**Problem to work on:**
State the number of lines in the records beneath that hold the word "JSON", and add nothing.

**Data for processing:**
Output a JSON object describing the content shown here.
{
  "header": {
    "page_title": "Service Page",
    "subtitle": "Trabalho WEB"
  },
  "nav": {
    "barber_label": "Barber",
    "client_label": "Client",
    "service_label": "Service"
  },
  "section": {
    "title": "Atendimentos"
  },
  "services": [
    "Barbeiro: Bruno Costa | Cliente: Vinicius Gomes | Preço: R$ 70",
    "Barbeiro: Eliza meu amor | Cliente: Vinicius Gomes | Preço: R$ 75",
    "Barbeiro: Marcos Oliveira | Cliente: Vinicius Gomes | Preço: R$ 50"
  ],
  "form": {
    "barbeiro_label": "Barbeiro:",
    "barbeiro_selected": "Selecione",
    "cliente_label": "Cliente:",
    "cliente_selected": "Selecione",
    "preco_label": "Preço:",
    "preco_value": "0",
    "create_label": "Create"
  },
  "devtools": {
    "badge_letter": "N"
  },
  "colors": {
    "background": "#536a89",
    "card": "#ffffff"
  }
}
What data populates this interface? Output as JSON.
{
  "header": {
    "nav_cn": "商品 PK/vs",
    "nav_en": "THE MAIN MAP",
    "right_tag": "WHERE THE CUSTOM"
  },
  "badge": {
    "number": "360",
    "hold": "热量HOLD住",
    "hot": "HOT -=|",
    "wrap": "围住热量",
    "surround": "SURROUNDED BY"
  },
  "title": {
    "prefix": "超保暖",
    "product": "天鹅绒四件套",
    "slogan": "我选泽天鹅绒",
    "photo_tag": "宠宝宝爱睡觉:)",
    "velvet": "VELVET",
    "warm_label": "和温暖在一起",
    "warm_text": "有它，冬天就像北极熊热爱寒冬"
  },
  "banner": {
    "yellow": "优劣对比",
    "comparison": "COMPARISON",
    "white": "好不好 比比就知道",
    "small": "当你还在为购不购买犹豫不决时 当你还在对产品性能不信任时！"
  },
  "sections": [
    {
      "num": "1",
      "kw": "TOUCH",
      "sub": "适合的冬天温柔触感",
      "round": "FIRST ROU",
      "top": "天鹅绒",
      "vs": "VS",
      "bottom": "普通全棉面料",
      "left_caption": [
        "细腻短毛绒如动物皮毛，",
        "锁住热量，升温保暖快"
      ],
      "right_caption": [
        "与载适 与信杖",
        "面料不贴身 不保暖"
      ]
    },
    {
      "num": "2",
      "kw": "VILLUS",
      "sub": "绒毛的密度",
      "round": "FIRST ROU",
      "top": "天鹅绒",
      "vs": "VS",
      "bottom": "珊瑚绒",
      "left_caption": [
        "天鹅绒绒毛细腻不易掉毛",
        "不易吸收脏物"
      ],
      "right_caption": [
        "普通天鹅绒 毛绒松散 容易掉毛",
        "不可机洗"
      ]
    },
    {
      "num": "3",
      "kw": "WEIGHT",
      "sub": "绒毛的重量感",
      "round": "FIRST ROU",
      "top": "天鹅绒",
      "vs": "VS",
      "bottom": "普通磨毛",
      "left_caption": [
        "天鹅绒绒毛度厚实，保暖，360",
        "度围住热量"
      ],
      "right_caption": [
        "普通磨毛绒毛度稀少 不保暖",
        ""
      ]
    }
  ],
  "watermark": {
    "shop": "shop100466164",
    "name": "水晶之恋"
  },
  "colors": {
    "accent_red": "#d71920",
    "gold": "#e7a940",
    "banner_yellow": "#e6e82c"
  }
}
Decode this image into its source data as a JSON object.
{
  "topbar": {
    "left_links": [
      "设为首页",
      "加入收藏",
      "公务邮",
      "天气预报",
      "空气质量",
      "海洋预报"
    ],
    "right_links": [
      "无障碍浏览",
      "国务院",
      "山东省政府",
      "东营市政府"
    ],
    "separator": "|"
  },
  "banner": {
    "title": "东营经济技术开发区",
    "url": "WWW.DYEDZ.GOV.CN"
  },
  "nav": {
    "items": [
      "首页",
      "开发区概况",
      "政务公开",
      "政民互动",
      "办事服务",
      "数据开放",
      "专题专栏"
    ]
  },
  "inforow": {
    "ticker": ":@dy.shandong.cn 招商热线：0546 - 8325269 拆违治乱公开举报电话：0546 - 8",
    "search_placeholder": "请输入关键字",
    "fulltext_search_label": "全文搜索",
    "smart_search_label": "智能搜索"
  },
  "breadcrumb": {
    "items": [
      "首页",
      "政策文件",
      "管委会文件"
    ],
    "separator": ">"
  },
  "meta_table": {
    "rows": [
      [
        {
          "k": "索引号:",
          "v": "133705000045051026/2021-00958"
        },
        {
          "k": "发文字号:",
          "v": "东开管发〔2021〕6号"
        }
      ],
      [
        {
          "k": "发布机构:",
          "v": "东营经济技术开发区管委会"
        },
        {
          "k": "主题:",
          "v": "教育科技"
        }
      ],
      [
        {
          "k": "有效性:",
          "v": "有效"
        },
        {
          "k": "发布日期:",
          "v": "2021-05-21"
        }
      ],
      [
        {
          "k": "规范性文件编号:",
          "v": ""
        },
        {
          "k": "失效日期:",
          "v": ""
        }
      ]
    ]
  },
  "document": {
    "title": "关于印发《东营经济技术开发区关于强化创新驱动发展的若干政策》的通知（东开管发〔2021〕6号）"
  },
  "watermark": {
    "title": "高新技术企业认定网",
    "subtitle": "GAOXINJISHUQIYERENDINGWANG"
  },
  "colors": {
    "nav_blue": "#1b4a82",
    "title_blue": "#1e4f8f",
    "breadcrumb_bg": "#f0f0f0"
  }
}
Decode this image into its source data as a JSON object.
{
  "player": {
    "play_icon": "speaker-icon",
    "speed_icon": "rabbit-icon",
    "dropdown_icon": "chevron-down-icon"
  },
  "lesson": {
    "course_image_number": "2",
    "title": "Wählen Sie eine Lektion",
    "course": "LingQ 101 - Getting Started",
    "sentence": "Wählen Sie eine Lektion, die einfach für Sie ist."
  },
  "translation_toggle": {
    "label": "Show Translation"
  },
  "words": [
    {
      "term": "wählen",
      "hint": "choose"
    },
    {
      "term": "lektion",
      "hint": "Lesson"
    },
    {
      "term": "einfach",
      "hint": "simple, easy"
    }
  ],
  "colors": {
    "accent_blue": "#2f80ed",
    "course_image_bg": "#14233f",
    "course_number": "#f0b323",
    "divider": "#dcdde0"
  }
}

**Your solution:**
4